John M Greco

Wednesday, August 1, 2012

UChicago's Milton Friedman at 100

My dilapidated copy, purchased 1/11/1971
Milton Friedman, the Nobel Prize-winning long-time Professor of Economics at the University of Chicago, would have been 100 years old yesterday.

His ideas and I were first introduced in a freshman Common Core Economics course at the University of Chicago, taught by a colleague.  One of the key book assignments was, of course, Capitalism & Freedom, which has influenced my thinking ever since. 

Fellow Nobelist and UChicago Economics Professor Gary Becker called Friedman "the most important economist of the 20th century.”  Friedman was a leader of the "Chicago School" of Economics, the principles of which he discussed in addressing the University's Board of Trustees in 1974 (link):
“In discussions of economic policy, ‘Chicago’ stands for belief in the efficacy of the free market as a means of organizing resources, for skepticism about government intervention into economic affairs, and for emphasis on the quantity of money as a key factor in producing inflation.  
“In discussions of economic science,” he continued, “‘Chicago’ stands for an approach that takes seriously the use of economic theory as a tool for analyzing a startlingly wide range of concrete problems, rather than as an abstract mathematical structure of great beauty but little power; for an approach that insists on the empirical testing of theoretical generalizations and that rejects alike facts without theory and theory without facts.”
From the UChicago Magazine (link) at the time of Friedman's death about 6 years ago:
That his ideas often met with criticism didn’t faze him. “Mr. Friedman loved to argue,” [Chicago] Graduate School of Business professor Austan Goolsbee wrote in the November 17 New York Times. “They say he was the greatest debater in all of economics.” In a 2000 PBS interview former Secretary of State George P. Schultz, a former Chicago colleague, recalled: “[T]here was a saying: Everybody loves to argue with Milton.
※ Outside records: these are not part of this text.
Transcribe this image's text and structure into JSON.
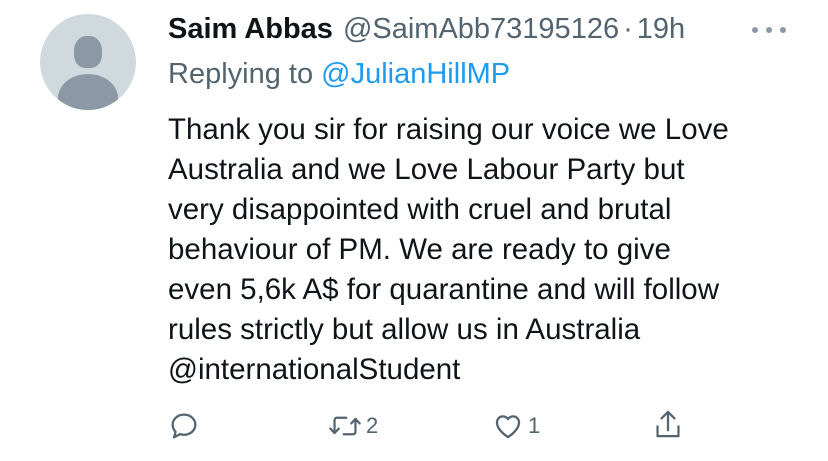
{
  "tweet": {
    "display_name": "Saim Abbas",
    "handle": "@SaimAbb73195126",
    "separator": "·",
    "time": "19h",
    "reply_prefix": "Replying to",
    "reply_mention": "@JulianHillMP",
    "body_lines": [
      "Thank you sir for raising our voice we Love",
      "Australia and we Love Labour Party but",
      "very disappointed with cruel and brutal",
      "behaviour of PM. We are ready to give",
      "even 5,6k A$ for quarantine and will follow",
      "rules strictly but allow us in Australia",
      "@internationalStudent"
    ]
  },
  "actions": {
    "reply": {
      "icon": "reply-icon"
    },
    "retweet": {
      "icon": "retweet-icon",
      "count": "2"
    },
    "like": {
      "icon": "heart-icon",
      "count": "1"
    },
    "share": {
      "icon": "share-icon"
    }
  },
  "colors": {
    "text": "#0f1419",
    "secondary": "#536471",
    "link": "#1d9bf0",
    "avatar_bg": "#cfd9de",
    "avatar_fg": "#8b98a5"
  }
}
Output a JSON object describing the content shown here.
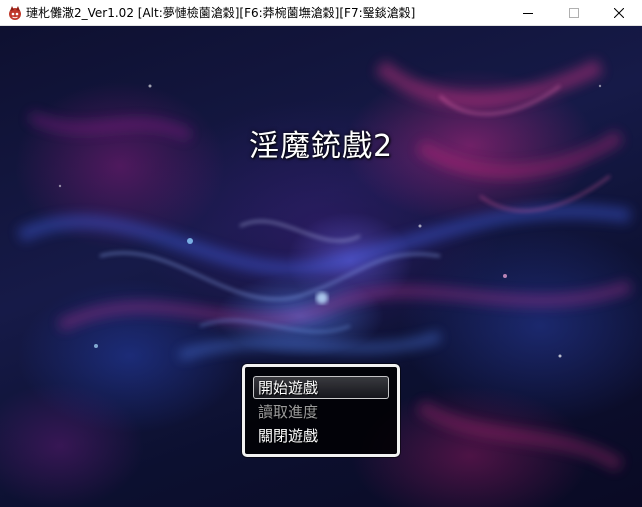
{
  "window": {
    "title": "璉朼儺潵2_Ver1.02 [Alt:夢慩檢薗滄穀][F6:莽椀薗墲滄穀][F7:瑿錟滄穀]",
    "buttons": [
      "minimize",
      "maximize",
      "close"
    ],
    "icon": "game-app-icon"
  },
  "game": {
    "title": "淫魔銃戲2"
  },
  "menu": {
    "items": [
      {
        "label": "開始遊戲",
        "selected": true,
        "enabled": true
      },
      {
        "label": "讀取進度",
        "selected": false,
        "enabled": false
      },
      {
        "label": "關閉遊戲",
        "selected": false,
        "enabled": true
      }
    ]
  },
  "colors": {
    "titlebar_bg": "#ffffff",
    "menu_border": "#f2f2f2",
    "menu_bg": "#000000",
    "disabled_text": "#9a9a9a",
    "nebula_magenta": "#dc288c",
    "nebula_blue": "#3c64d2"
  }
}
Particularly when he isn’t there.”
Last I heard, the Becker-Friedman Economics Institute (link) at the University will be taking over the buildings long occupied by the Chicago Theological Seminary, across 58th Street from the Oriental Institute and kiddie-corner from the new Business School complex.  In this time of ominous growing government control over our economy and our private lives, his legacy is as important now as it has ever been.

Richard Balsamo
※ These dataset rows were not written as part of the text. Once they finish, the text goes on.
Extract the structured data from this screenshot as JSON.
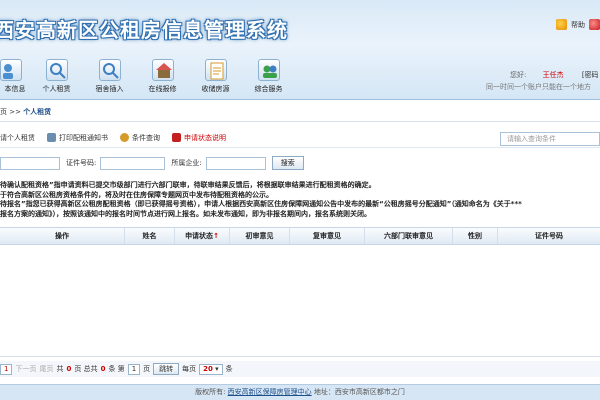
{
  "app": {
    "title": "西安高新区公租房信息管理系统"
  },
  "header_links": {
    "help": "帮助",
    "pwd": "[密码"
  },
  "nav": [
    {
      "label": "本信息",
      "icon": "person-info-icon"
    },
    {
      "label": "个人租赁",
      "icon": "person-search-icon"
    },
    {
      "label": "宿舍插入",
      "icon": "dorm-search-icon"
    },
    {
      "label": "在线报修",
      "icon": "house-repair-icon"
    },
    {
      "label": "收储房源",
      "icon": "document-icon"
    },
    {
      "label": "综合服务",
      "icon": "service-icon"
    }
  ],
  "welcome": {
    "greeting": "您好:",
    "user": "王任杰",
    "pwd_link": "[密码",
    "notice": "同一时间一个账户只能在一个地方"
  },
  "breadcrumb": {
    "prefix": "页 >> ",
    "current": "个人租赁"
  },
  "toolbar": {
    "items": [
      {
        "label": "请个人租赁",
        "icon": "add-icon",
        "red": false
      },
      {
        "label": "打印配租通知书",
        "icon": "print-icon",
        "red": false
      },
      {
        "label": "条件查询",
        "icon": "filter-icon",
        "red": false
      },
      {
        "label": "申请状态说明",
        "icon": "info-icon",
        "red": true
      }
    ],
    "search_placeholder": "请输入查询条件"
  },
  "filter": {
    "id_label": "证件号码:",
    "company_label": "所属企业:",
    "search_btn": "搜索"
  },
  "notice_lines": [
    "待确认配租资格”指申请资料已提交市级部门进行六部门联审，待联审结果反馈后，将根据联审结果进行配租资格的确定。",
    "于符合高新区公租房资格条件的，将及时在住房保障专题网页中发布待配租资格的公示。",
    "待报名”指您已获得高新区公租房配租资格（即已获得摇号资格），申请人根据西安高新区住房保障网通知公告中发布的最新“公租房摇号分配通知”（通知命名为《关于***",
    "报名方案的通知》），按照该通知中的报名时间节点进行网上报名。如未发布通知，即为非报名期间内，报名系统则关闭。"
  ],
  "table": {
    "columns": [
      {
        "label": "操作",
        "sort": ""
      },
      {
        "label": "姓名",
        "sort": ""
      },
      {
        "label": "申请状态",
        "sort": "↑"
      },
      {
        "label": "初审意见",
        "sort": ""
      },
      {
        "label": "复审意见",
        "sort": ""
      },
      {
        "label": "六部门联审意见",
        "sort": ""
      },
      {
        "label": "性别",
        "sort": ""
      },
      {
        "label": "证件号码",
        "sort": ""
      }
    ],
    "rows": []
  },
  "pager": {
    "page": "1",
    "next": "下一页",
    "last": "尾页",
    "total_prefix": "共",
    "total_pages": "0",
    "pages_unit": "页 总共",
    "total_records": "0",
    "records_unit": "条 第",
    "goto_page": "1",
    "page_unit": "页",
    "goto_btn": "跳转",
    "per_prefix": "每页",
    "per_page": "20",
    "per_unit": "条"
  },
  "footer": {
    "prefix": "版权所有:",
    "org": "西安高新区保障房管理中心",
    "addr": "地址：西安市高新区都市之门"
  },
  "colors": {
    "header_bg": "#d9e9f7",
    "title_stroke": "#2f6fb0",
    "accent_red": "#cc0000",
    "link_blue": "#1f4f8a"
  }
}
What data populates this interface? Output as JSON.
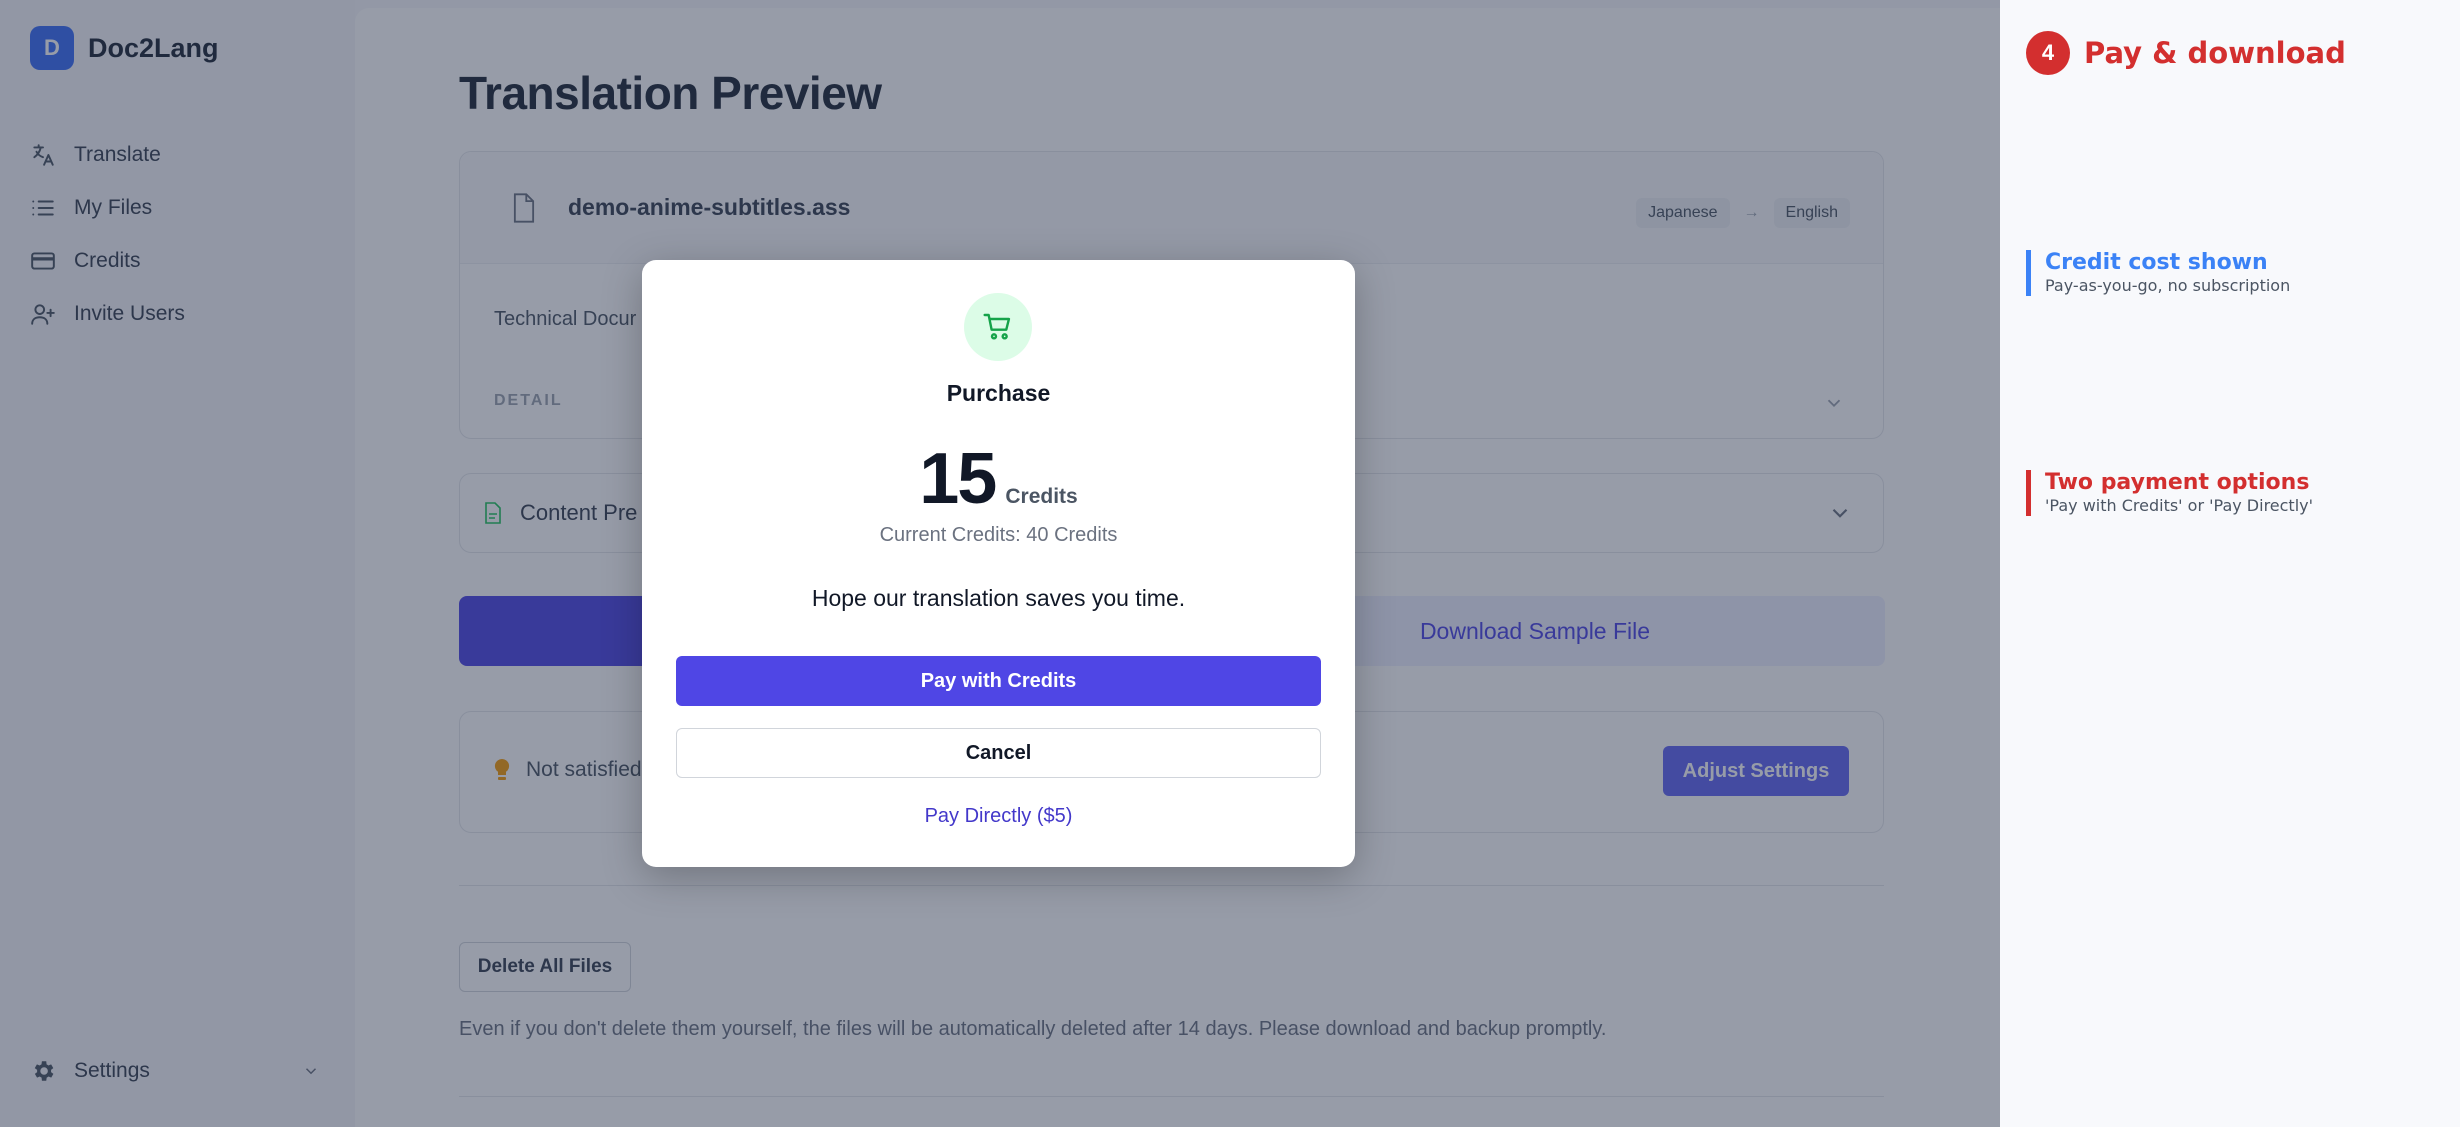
{
  "brand": {
    "logo_letter": "D",
    "name": "Doc2Lang"
  },
  "sidebar": {
    "items": [
      {
        "label": "Translate",
        "icon": "translate-icon"
      },
      {
        "label": "My Files",
        "icon": "list-icon"
      },
      {
        "label": "Credits",
        "icon": "credit-card-icon"
      },
      {
        "label": "Invite Users",
        "icon": "user-plus-icon"
      }
    ],
    "settings_label": "Settings"
  },
  "main": {
    "title": "Translation Preview",
    "file_name": "demo-anime-subtitles.ass",
    "source_lang": "Japanese",
    "target_lang": "English",
    "doc_type": "Technical Docur",
    "detail_label": "DETAIL",
    "content_preview_label": "Content Pre",
    "download_sample_label": "Download Sample File",
    "tip_text": "Not satisfied",
    "adjust_label": "Adjust Settings",
    "delete_label": "Delete All Files",
    "note": "Even if you don't delete them yourself, the files will be automatically deleted after 14 days. Please download and backup promptly."
  },
  "modal": {
    "title": "Purchase",
    "price_value": "15",
    "price_unit": "Credits",
    "current_credits": "Current Credits: 40 Credits",
    "message": "Hope our translation saves you time.",
    "pay_credits_label": "Pay with Credits",
    "cancel_label": "Cancel",
    "pay_direct_label": "Pay Directly ($5)"
  },
  "annotations": {
    "step_number": "4",
    "step_title": "Pay & download",
    "notes": [
      {
        "title": "Credit cost shown",
        "subtitle": "Pay-as-you-go, no subscription",
        "color": "#3b82f6"
      },
      {
        "title": "Two payment options",
        "subtitle": "'Pay with Credits' or 'Pay Directly'",
        "color": "#d32f2f"
      }
    ]
  },
  "colors": {
    "accent": "#4f46e5",
    "brand": "#3b6ff5",
    "annotation_red": "#d32f2f",
    "annotation_blue": "#3b82f6"
  }
}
Related Posts:
Re: The "Stimulus": Economics As the Dismal Science -- Keynesians Say 1+1=3, Milton Friedman & Common Sense Say No Way

Democrat “Values”, Gays, Islam, Marriage, & Chick-fil-A

Chicago mayor Rahm Emanuel and Boston Mayor Tom Menino, both Democrats, today jointly announced that they are instituting a Democrat “Party Loyalty” card, which they advise holders to carry with them at all times.  They stated that this development stems from their growing concern as mayors that many residents of their cities do not hold the proper “values”.  Holders of the wallet cards will also receive Party Loyalty car and window stickers, all of which, say the mayors, will help police and other city officials to better appreciate the civic loyalty of any residents who are stopped for violations or who need city services.  Eligibility will be determined by such factors as an individual’s record in requesting Democrat ballots in primary elections and Democrat Party ward committeeman recommendations.  The mayors stressed that Democrat Party Loyalty cards are certainly not mandatory.      

Veteran political observers say this move reflects these mayors’ growing desire to increase resident awareness of their declared city “Values,” which recently was evidenced in the Chick-fil-A flap, involving reaction to a company official’s personal view in support of the traditional definition of marriage.  Meanwhile, a smiling Boston mayor Menino, taking a short break from another ribbon-cutting ceremony at another new Boston mosque (link), told reporters that the mosque’s imam’s personal view that all homosexuals should be immediately stoned to death is part of the rich cultural heritage of Islam, which, as President Obama has recently said, has always been a part of the fabric of America.   

John M Greco